SUPPLIED INFORMATION:
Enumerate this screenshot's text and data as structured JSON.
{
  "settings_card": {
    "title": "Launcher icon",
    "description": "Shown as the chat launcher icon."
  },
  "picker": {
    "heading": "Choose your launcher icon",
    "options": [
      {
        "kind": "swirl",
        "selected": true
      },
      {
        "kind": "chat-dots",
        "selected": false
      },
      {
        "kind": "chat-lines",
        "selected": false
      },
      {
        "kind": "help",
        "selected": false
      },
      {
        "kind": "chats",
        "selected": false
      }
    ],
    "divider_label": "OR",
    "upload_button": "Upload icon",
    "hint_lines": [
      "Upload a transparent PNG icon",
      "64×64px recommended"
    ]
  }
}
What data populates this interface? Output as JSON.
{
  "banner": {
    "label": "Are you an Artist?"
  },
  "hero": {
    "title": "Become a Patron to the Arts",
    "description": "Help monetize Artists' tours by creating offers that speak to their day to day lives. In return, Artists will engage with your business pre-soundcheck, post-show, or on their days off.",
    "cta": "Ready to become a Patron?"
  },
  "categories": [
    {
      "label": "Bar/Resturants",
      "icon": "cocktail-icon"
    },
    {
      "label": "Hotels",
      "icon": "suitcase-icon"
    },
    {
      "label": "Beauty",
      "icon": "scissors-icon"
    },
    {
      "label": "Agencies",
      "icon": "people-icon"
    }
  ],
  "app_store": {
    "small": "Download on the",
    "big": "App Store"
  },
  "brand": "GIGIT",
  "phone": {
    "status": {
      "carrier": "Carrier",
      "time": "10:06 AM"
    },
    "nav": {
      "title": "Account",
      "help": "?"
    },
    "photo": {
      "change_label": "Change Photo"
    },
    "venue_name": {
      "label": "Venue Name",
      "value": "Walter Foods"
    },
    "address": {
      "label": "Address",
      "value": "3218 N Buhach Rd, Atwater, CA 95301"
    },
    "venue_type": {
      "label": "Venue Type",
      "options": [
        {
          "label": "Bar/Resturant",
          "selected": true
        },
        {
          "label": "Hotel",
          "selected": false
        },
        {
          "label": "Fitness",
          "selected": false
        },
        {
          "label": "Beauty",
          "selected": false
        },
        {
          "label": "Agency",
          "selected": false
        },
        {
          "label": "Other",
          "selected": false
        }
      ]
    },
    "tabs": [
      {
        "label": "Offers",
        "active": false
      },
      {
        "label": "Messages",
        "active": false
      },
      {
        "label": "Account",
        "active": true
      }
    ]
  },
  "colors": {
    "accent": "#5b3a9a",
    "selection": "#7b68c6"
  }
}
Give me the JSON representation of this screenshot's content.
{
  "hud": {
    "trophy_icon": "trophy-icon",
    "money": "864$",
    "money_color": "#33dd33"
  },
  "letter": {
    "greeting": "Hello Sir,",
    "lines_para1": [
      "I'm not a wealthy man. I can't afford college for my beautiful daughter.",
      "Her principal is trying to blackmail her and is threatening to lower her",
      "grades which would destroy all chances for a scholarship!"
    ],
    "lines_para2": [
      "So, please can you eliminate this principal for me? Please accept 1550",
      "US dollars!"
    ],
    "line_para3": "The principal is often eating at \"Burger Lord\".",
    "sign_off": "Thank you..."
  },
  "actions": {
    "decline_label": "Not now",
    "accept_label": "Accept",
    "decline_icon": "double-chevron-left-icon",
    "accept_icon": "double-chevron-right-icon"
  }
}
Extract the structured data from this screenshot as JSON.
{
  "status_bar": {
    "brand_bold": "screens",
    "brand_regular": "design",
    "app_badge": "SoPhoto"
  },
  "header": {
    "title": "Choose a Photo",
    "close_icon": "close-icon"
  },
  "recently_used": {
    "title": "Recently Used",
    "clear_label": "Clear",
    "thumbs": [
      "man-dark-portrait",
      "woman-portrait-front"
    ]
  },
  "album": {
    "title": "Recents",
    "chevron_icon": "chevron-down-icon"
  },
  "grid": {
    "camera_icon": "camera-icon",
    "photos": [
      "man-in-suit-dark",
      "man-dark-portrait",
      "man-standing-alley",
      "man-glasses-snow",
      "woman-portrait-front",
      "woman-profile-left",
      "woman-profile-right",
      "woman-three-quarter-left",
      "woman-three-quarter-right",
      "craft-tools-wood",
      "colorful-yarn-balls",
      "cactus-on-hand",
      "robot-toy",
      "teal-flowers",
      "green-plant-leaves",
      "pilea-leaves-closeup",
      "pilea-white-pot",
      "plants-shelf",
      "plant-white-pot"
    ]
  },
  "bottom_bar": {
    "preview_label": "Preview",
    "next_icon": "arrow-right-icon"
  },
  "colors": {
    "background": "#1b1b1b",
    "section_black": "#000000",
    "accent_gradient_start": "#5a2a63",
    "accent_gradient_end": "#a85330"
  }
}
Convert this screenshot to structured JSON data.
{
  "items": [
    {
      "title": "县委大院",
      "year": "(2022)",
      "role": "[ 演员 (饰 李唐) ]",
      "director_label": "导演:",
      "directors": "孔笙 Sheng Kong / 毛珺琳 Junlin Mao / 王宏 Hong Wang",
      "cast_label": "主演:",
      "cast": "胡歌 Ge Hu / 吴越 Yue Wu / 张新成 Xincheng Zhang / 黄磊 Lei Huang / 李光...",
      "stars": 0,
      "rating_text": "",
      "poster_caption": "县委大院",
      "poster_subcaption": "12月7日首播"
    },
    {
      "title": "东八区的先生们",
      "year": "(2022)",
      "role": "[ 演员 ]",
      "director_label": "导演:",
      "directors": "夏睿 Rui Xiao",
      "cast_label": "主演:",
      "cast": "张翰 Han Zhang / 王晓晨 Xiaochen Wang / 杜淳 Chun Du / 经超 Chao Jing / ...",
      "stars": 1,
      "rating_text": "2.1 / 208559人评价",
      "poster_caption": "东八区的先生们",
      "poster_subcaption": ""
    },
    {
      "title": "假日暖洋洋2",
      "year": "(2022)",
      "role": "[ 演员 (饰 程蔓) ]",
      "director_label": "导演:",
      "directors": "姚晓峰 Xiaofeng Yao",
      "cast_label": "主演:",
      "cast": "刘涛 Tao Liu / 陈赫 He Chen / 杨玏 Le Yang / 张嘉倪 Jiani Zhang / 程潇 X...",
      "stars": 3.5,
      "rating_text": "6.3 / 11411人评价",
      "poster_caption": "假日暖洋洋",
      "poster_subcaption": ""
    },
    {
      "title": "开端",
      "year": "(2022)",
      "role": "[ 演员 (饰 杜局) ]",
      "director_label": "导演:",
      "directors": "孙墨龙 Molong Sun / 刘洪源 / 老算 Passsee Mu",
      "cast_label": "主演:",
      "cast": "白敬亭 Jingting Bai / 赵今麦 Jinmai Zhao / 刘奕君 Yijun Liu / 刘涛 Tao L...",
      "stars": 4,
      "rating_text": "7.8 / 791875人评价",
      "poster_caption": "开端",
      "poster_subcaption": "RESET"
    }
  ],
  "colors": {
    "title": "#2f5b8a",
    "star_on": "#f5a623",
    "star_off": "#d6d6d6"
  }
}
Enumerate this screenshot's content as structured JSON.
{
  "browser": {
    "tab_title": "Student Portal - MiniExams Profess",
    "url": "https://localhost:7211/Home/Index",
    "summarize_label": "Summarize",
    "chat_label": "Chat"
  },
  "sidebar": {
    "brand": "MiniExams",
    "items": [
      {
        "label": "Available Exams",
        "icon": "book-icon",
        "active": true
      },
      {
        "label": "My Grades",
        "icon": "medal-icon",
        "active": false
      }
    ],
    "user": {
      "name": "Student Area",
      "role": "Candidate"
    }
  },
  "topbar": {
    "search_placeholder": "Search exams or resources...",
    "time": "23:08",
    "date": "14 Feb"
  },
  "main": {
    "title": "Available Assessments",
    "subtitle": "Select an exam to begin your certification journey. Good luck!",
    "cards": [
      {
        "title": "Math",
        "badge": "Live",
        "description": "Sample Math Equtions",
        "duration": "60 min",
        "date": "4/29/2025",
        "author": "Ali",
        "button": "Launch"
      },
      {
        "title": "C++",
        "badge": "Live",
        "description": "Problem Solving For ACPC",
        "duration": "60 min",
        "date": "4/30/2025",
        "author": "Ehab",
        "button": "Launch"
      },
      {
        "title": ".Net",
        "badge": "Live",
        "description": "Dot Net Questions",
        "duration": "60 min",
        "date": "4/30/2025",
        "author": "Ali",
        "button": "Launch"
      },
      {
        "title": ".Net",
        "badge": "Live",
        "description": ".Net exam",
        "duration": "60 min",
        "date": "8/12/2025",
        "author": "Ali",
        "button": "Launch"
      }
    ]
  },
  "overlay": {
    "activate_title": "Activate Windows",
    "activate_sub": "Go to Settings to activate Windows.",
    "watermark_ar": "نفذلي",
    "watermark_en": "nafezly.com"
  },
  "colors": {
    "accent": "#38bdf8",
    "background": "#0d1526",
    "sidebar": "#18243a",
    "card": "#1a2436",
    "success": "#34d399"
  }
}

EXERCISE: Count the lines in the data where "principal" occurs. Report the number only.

TASK ANSWER: 3